INSTRUCTIONS FOR THE TASK:
Below are the records. How many of their lines contain "this"? Give only the number.

Source records:

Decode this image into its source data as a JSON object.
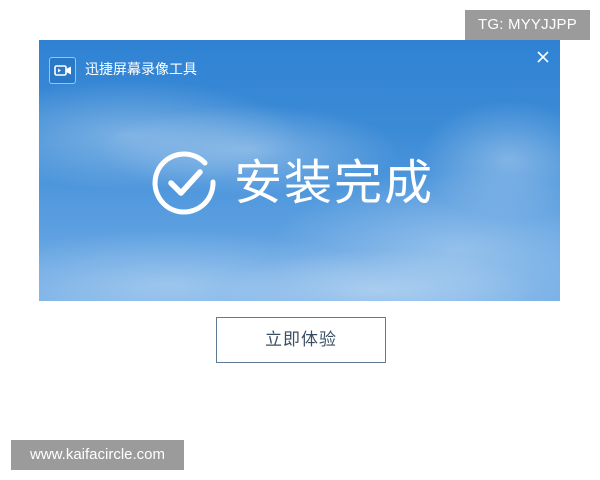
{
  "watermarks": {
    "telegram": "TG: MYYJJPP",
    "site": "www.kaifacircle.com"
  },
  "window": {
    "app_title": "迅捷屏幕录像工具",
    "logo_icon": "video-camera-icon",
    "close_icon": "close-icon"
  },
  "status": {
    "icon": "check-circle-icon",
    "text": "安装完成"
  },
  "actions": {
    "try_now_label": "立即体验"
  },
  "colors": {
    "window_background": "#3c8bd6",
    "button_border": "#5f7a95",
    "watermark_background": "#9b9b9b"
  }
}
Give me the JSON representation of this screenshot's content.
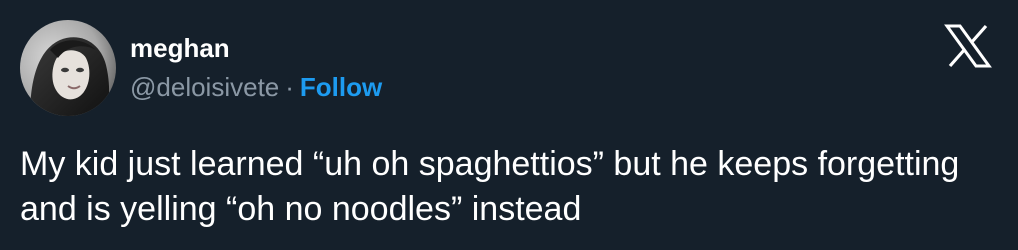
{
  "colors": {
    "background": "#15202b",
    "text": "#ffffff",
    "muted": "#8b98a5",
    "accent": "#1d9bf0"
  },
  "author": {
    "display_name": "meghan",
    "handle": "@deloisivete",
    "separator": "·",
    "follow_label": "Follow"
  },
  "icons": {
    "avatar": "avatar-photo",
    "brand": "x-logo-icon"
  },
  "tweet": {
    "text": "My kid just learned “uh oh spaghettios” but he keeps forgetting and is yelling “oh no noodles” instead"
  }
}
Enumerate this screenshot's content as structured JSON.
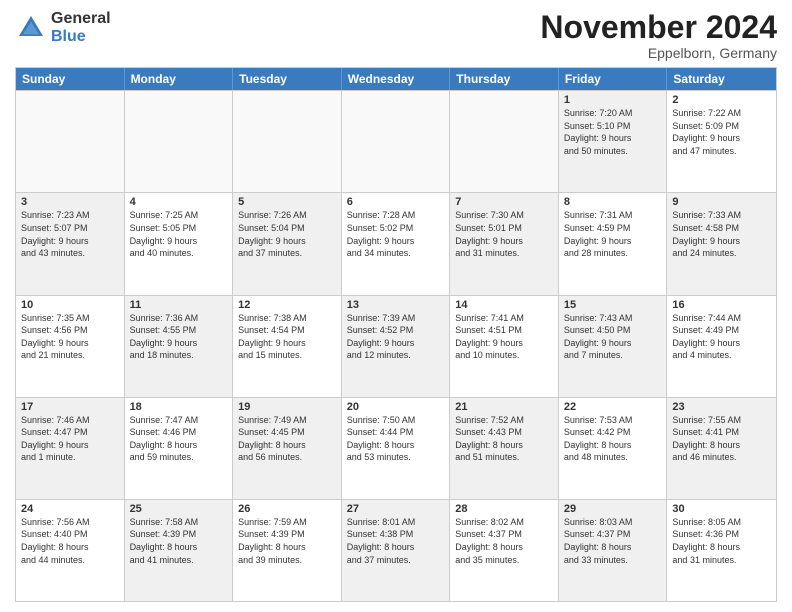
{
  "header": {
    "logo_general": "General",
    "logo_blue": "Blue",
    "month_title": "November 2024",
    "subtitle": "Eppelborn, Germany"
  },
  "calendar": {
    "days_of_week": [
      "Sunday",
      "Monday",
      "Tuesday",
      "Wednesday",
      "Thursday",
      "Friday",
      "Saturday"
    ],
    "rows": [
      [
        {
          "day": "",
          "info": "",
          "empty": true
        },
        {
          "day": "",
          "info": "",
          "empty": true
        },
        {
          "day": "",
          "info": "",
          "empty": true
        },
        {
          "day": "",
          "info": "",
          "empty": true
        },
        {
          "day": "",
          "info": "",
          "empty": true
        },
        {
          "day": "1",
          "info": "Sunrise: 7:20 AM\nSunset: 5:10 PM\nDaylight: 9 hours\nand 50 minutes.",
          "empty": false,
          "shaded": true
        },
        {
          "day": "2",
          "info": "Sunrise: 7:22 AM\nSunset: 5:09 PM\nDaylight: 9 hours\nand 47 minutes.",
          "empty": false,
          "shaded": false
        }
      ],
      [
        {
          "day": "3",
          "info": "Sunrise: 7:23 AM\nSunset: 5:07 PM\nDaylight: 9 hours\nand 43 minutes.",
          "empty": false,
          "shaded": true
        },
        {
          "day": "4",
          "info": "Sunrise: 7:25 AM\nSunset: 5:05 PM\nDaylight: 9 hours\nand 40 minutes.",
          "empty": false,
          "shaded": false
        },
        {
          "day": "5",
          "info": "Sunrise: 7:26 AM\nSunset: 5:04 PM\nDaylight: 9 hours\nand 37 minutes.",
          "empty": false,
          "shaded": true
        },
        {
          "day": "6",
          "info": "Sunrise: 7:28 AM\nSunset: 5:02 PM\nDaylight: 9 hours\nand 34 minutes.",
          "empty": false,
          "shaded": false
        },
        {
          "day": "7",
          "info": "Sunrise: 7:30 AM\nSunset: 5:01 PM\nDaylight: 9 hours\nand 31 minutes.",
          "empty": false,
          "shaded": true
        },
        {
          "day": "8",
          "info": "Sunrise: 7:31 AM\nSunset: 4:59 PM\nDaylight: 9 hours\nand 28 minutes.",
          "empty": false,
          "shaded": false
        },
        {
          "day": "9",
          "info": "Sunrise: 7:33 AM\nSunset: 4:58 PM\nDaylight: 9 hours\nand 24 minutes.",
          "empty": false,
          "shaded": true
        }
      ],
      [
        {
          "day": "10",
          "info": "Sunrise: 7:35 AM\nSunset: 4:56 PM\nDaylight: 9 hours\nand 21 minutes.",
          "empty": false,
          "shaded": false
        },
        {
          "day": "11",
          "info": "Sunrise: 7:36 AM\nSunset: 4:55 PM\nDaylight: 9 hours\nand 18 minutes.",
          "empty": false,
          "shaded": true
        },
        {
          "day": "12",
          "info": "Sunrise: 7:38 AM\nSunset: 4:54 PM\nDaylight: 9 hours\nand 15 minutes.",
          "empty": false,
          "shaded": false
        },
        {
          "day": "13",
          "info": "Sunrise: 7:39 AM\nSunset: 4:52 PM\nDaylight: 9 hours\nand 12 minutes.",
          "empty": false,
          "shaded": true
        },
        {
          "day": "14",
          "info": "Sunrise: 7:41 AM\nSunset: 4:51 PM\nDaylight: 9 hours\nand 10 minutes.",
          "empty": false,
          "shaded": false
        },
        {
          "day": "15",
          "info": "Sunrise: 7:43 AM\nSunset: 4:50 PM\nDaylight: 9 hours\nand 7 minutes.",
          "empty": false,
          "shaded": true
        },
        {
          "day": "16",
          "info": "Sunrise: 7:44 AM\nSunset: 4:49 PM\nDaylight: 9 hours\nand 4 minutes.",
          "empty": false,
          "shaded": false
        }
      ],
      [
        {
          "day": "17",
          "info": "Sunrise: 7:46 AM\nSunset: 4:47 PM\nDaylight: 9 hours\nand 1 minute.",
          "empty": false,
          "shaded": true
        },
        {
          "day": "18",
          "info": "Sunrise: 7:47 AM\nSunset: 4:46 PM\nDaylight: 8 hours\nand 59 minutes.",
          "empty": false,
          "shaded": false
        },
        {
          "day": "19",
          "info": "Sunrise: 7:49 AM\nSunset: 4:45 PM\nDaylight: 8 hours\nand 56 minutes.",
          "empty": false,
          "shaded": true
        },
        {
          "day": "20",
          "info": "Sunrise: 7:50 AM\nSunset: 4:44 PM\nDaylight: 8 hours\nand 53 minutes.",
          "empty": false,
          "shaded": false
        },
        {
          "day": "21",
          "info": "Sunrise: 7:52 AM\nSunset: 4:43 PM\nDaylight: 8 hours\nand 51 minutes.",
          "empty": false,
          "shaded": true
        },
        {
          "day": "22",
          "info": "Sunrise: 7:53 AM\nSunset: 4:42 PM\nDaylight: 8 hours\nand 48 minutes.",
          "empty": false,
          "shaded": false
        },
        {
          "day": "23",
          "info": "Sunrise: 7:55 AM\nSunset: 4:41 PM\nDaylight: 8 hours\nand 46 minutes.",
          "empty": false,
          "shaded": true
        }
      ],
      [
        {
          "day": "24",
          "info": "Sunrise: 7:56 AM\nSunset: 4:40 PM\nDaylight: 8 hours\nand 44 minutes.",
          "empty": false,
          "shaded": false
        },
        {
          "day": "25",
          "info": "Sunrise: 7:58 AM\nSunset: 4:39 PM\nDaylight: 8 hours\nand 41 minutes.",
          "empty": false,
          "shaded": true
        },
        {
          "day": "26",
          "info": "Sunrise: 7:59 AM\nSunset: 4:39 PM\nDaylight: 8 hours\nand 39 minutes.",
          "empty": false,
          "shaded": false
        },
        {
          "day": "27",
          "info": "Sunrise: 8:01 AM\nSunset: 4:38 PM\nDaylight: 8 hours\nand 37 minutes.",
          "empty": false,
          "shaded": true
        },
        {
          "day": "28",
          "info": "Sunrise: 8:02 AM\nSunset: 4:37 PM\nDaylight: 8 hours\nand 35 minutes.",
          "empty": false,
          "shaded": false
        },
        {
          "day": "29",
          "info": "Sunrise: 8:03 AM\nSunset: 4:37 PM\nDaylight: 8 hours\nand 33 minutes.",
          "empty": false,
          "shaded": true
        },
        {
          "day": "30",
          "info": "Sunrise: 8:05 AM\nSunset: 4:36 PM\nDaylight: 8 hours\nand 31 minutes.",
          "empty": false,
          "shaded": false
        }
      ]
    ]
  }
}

RESULT:
3